Tuesday, April 14, 2015

Saving What’s Left of Utah’s Lost Native American World

By David Robert
An Ancestral Puebloan ruin on Cedar Mesa, in southeastern Utah. Credit Grant Ordelheide/Aurora Open, via Getty Images

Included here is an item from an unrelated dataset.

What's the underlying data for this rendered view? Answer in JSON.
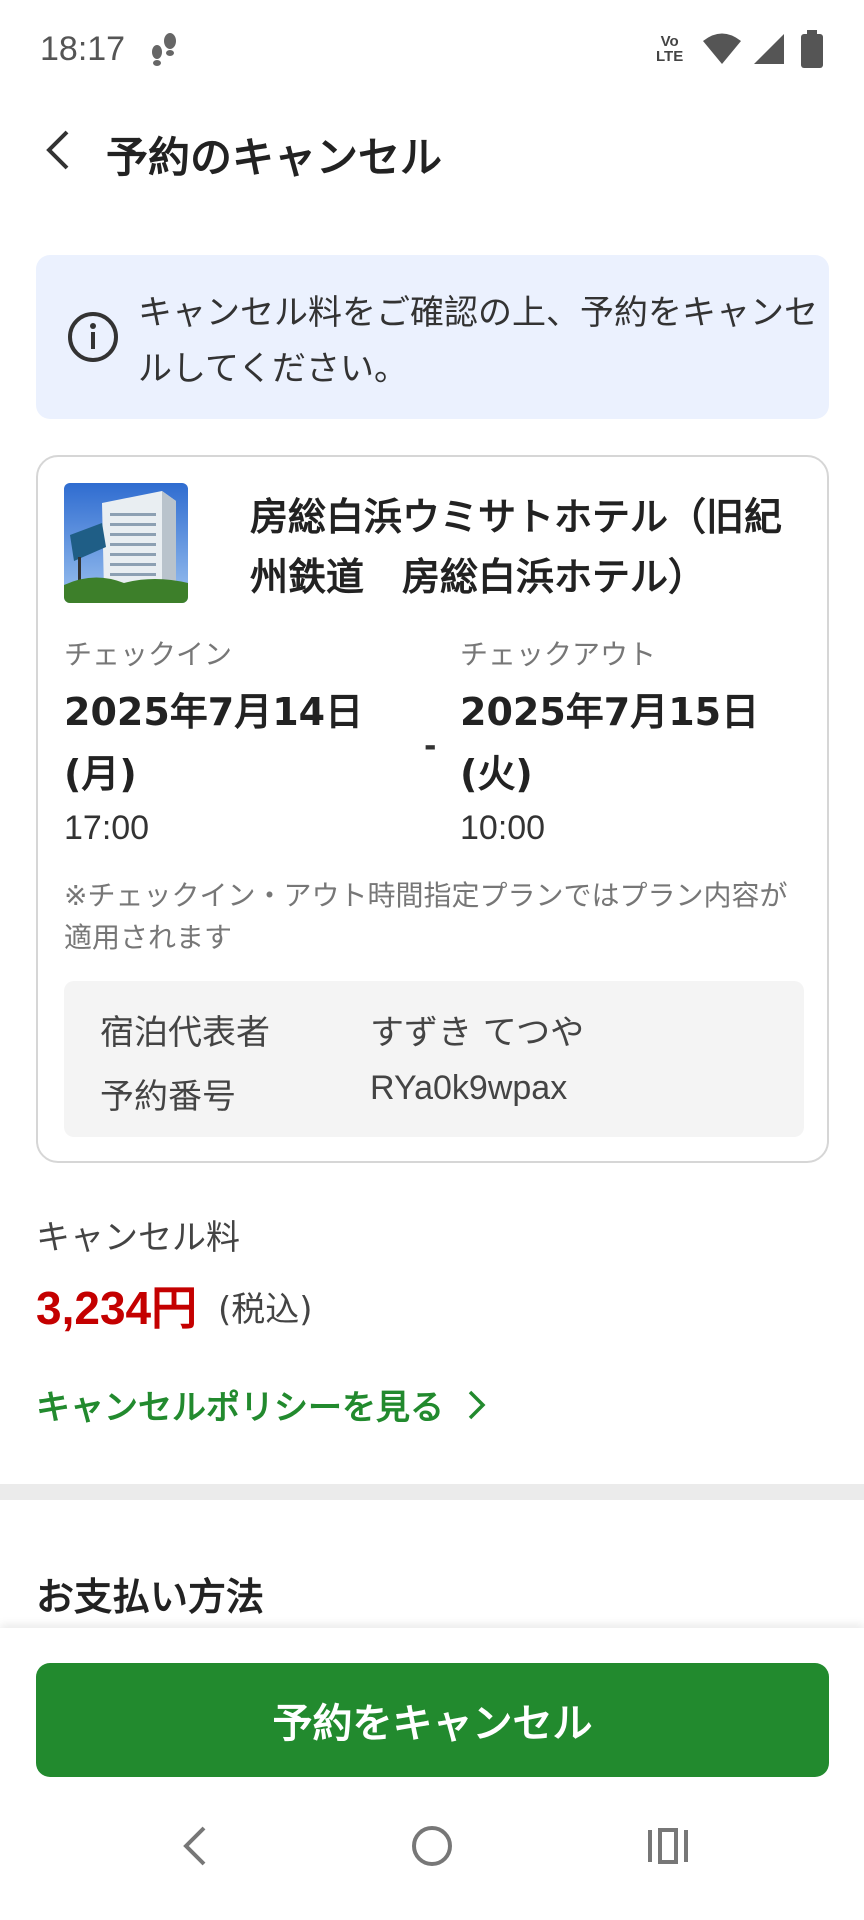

The bitter antagonism between the United States government and Utah goes all the way back to 1851, when Brigham Young, governor of the newly formed Utah Territory, declared that “any president of the United States who lifts his finger against this people shall die an untimely death and go to hell.” St. George, Utah --- Cedar Mesa is one of the most sublime and culturally evocative landscapes on Earth. Nowhere else in the Southwest can you find unrestored ruins and artifacts left in situ in such prodigal abundance. Cedar Mesa embraces tens of thousands of archaeological sites that chronicle a 13,000-year history, from Paleo-Indian times until the late 19th century. [link]